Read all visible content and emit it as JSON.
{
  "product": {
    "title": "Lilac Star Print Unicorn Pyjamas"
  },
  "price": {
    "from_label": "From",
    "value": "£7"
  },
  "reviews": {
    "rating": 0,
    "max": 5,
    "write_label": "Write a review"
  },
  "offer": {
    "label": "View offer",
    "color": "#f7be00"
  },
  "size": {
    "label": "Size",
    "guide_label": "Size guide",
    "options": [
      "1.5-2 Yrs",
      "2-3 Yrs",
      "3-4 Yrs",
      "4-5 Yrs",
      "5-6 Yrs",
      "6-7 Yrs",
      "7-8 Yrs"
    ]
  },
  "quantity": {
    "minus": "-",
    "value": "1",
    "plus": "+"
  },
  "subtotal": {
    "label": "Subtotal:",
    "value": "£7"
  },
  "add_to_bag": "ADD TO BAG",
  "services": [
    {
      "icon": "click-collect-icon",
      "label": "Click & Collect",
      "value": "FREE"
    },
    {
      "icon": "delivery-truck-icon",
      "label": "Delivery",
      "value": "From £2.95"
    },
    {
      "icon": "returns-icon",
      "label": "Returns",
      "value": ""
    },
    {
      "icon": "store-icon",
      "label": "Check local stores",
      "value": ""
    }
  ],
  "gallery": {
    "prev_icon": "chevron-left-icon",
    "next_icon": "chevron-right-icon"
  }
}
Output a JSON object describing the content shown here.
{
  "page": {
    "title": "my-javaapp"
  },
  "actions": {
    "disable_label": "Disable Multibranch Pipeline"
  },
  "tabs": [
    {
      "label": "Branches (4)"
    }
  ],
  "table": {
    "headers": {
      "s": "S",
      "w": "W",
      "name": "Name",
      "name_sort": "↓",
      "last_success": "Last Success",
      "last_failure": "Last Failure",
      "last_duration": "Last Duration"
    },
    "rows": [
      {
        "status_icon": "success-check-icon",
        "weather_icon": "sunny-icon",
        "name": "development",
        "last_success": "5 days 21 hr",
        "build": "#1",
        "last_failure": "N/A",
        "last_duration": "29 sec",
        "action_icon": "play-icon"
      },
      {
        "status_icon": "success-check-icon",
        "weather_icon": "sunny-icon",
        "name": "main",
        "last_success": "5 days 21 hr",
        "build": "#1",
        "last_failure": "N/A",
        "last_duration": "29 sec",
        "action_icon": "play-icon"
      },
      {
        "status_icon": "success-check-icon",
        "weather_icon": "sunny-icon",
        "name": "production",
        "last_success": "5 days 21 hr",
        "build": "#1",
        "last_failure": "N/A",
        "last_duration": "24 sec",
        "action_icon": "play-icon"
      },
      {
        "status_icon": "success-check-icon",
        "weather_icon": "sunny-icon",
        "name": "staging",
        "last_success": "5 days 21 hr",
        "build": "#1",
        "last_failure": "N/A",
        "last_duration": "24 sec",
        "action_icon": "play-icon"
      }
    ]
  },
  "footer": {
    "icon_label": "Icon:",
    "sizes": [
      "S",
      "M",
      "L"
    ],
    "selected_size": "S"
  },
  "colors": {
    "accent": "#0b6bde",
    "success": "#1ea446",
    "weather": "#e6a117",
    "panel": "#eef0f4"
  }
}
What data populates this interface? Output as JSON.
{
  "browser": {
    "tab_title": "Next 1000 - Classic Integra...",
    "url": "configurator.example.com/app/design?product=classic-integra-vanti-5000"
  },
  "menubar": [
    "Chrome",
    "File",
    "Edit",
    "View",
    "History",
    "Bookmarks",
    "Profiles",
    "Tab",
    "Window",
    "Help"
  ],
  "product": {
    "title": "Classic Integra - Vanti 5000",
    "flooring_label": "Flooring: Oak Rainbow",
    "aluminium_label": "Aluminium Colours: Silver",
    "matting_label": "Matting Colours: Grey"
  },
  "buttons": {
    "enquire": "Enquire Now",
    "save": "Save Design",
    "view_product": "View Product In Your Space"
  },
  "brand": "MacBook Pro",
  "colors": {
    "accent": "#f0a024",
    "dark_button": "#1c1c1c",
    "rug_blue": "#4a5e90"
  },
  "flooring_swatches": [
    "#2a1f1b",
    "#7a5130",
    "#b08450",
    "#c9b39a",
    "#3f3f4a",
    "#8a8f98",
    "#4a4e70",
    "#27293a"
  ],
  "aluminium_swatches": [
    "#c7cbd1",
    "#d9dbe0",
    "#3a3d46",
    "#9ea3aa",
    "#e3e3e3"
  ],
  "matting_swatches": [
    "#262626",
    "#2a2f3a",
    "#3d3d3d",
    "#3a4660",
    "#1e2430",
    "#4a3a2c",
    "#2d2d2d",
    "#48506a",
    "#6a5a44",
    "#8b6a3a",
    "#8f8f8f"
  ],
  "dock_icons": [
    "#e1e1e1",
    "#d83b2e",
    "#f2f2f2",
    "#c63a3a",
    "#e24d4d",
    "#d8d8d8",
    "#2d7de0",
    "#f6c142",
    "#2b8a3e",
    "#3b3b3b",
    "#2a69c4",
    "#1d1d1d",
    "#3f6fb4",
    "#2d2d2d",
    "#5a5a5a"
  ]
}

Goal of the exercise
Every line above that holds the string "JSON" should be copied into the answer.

Response area
Read all visible content and emit it as JSON.
Output a JSON object describing the content shown here.
What data populates this interface? Output as JSON.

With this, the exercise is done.